US5242215 *May 28, 1991Sep 7, 1993Allied-Signal Inc.Interface for dissimilarly braked vehicles
US5381043 *Feb 5, 1993Jan 10, 1995Hitachi, Ltd.Power supply arrangement and connector
US5677667 *Feb 23, 1995Oct 14, 1997Vehicle Enhancement Systems, Inc.Data communications apparatus for tractor/trailer using pneumatic coupler
US6598279 *Aug 21, 1998Jul 29, 2003Micron Technology, Inc.Multiple connection socket assembly for semiconductor fabrication equipment and methods employing same
US6705478 *Oct 27, 2000Mar 16, 2004Westinghouse Air Brake Technologies CorporationIntegrated electrical/air connector
US7055864Feb 13, 2002Jun 6, 2006Smc Corporation Of AmericaPneumatic coupling
US8505950Jun 20, 2011Aug 13, 2013Thermo King CorporationTractor and trailer combination
US8657342 *May 31, 2012Feb 25, 2014Electro-Motive Diesel, Inc.Consist communication system having inductive transmission
US8950784 *May 31, 2012Feb 10, 2015Electro-Motive Diesel, Inc.Consist communication system
US20050242581 *Jun 17, 2005Nov 3, 2005Nowling Michael DCoupler
US20080035365 *Apr 19, 2005Feb 14, 2008Mikael JohnssonDevice for Holding Together Flexible Conductors
US20080203726 *Jul 25, 2006Aug 28, 2008Breeser David LData Communication System Embedded In A Fluid Dispensing Line With Limited Travel Swivel
EP0499658A1 *Feb 18, 1991Aug 26, 1992Siemens AktiengesellschaftElectric network of a vehicle for rear light current supply
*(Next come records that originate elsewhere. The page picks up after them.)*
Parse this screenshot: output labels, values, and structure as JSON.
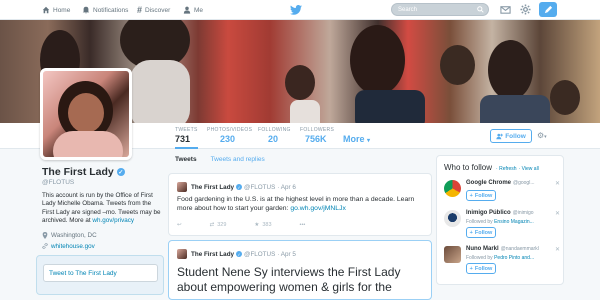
{
  "nav": {
    "home": "Home",
    "notifications": "Notifications",
    "discover": "Discover",
    "me": "Me",
    "search_placeholder": "Search"
  },
  "stats": [
    {
      "label": "TWEETS",
      "value": "731"
    },
    {
      "label": "PHOTOS/VIDEOS",
      "value": "230"
    },
    {
      "label": "FOLLOWING",
      "value": "20"
    },
    {
      "label": "FOLLOWERS",
      "value": "756K"
    }
  ],
  "more_label": "More",
  "follow_label": "Follow",
  "profile": {
    "name": "The First Lady",
    "handle": "@FLOTUS",
    "bio_text": "This account is run by the Office of First Lady Michelle Obama. Tweets from the First Lady are signed –mo. Tweets may be archived. More at",
    "bio_link": "wh.gov/privacy",
    "location": "Washington, DC",
    "website": "whitehouse.gov"
  },
  "tweet_to": "Tweet to The First Lady",
  "timeline": {
    "tab_tweets": "Tweets",
    "tab_replies": "Tweets and replies",
    "tweets": [
      {
        "name": "The First Lady",
        "handle": "@FLOTUS",
        "date": "· Apr 6",
        "text": "Food gardening in the U.S. is at the highest level in more than a decade. Learn more about how to start your garden:",
        "link": "go.wh.gov/jMNLJx",
        "retweets": "329",
        "favorites": "383"
      },
      {
        "name": "The First Lady",
        "handle": "@FLOTUS",
        "date": "· Apr 5",
        "text": "Student Nene Sy interviews the First Lady about empowering women & girls for the"
      }
    ]
  },
  "who_to_follow": {
    "title": "Who to follow",
    "refresh": "· Refresh",
    "view_all": "· View all",
    "suggestions": [
      {
        "name": "Google Chrome",
        "handle": "@googl...",
        "by_prefix": "",
        "by_link": "",
        "follow": "Follow"
      },
      {
        "name": "Inimigo Público",
        "handle": "@inimigo",
        "by_prefix": "Followed by",
        "by_link": "Ensino Magazin...",
        "follow": "Follow"
      },
      {
        "name": "Nuno Markl",
        "handle": "@nandaemmarkl",
        "by_prefix": "Followed by",
        "by_link": "Pedro Pinto and...",
        "follow": "Follow"
      }
    ]
  },
  "colors": {
    "accent": "#55acee",
    "link": "#0084b4"
  }
}
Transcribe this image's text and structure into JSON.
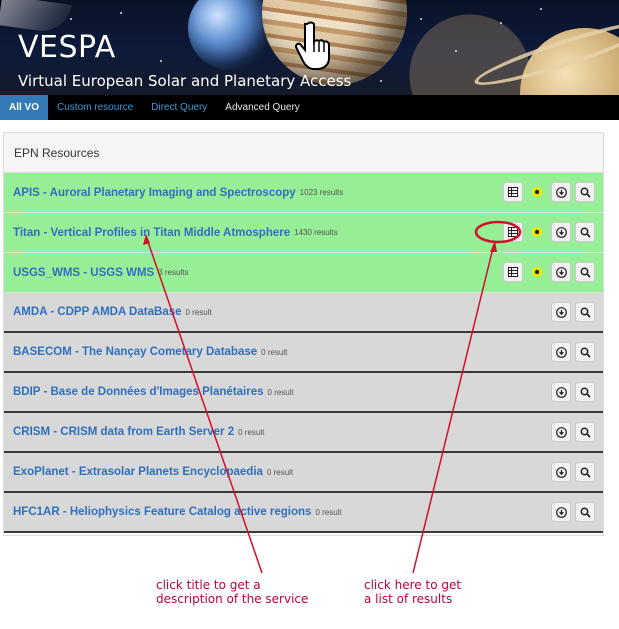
{
  "banner": {
    "title": "VESPA",
    "subtitle": "Virtual European Solar and Planetary Access"
  },
  "nav": {
    "tabs": [
      {
        "label": "All VO",
        "active": true
      },
      {
        "label": "Custom resource",
        "active": false
      },
      {
        "label": "Direct Query",
        "active": false
      },
      {
        "label": "Advanced Query",
        "active": false
      }
    ]
  },
  "panel": {
    "heading": "EPN Resources",
    "rows": [
      {
        "title": "APIS - Auroral Planetary Imaging and Spectroscopy",
        "count": "1023 results",
        "status": "green",
        "buttons": [
          "table-icon",
          "yellow-dot-icon",
          "download-icon",
          "search-icon"
        ]
      },
      {
        "title": "Titan - Vertical Profiles in Titan Middle Atmosphere",
        "count": "1430 results",
        "status": "green",
        "buttons": [
          "table-icon",
          "yellow-dot-icon",
          "download-icon",
          "search-icon"
        ]
      },
      {
        "title": "USGS_WMS - USGS WMS",
        "count": "3 results",
        "status": "green",
        "buttons": [
          "table-icon",
          "yellow-dot-icon",
          "download-icon",
          "search-icon"
        ]
      },
      {
        "title": "AMDA - CDPP AMDA DataBase",
        "count": "0 result",
        "status": "grey",
        "buttons": [
          "download-icon",
          "search-icon"
        ]
      },
      {
        "title": "BASECOM - The Nançay Cometary Database",
        "count": "0 result",
        "status": "grey",
        "buttons": [
          "download-icon",
          "search-icon"
        ]
      },
      {
        "title": "BDIP - Base de Données d'Images Planétaires",
        "count": "0 result",
        "status": "grey",
        "buttons": [
          "download-icon",
          "search-icon"
        ]
      },
      {
        "title": "CRISM - CRISM data from Earth Server 2",
        "count": "0 result",
        "status": "grey",
        "buttons": [
          "download-icon",
          "search-icon"
        ]
      },
      {
        "title": "ExoPlanet - Extrasolar Planets Encyclopaedia",
        "count": "0 result",
        "status": "grey",
        "buttons": [
          "download-icon",
          "search-icon"
        ]
      },
      {
        "title": "HFC1AR - Heliophysics Feature Catalog active regions",
        "count": "0 result",
        "status": "grey",
        "buttons": [
          "download-icon",
          "search-icon"
        ]
      }
    ]
  },
  "annotations": {
    "left": "click title to get a\ndescription of the service",
    "right": "click here to get\na list of results",
    "color": "#c00040"
  },
  "colors": {
    "green_row": "#96ee96",
    "grey_row": "#d8d8d8",
    "title_link": "#2f6fbf",
    "nav_active": "#337ab7"
  }
}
WO1996026092A1 *Feb 8, 1996Aug 29, 1996Vehicle Enhancement Systems, Inc.Data communications apparatus for tractor/trailer using pneumatic coupler
WO1999037136A1 *Jan 15, 1999Jul 29, 1999Rotobec Inc.Continuous rotary link for multifunction head
WO2002013321A1 *Jul 20, 2001Feb 14, 2002Knorr-Bremse Systeme für Nutzfahrzeuge GmbHConnecting device for an electronic brake system, and electronic brake system
U.S. Classification439/35, 439/195, 439/284, 285/68, 439/206
International ClassificationB60T17/04, H01R13/00, B60D1/62
Cooperative ClassificationB60D1/62, H01R13/005, B60T17/043
European ClassificationB60D1/62, H01R13/00C, B60T17/04B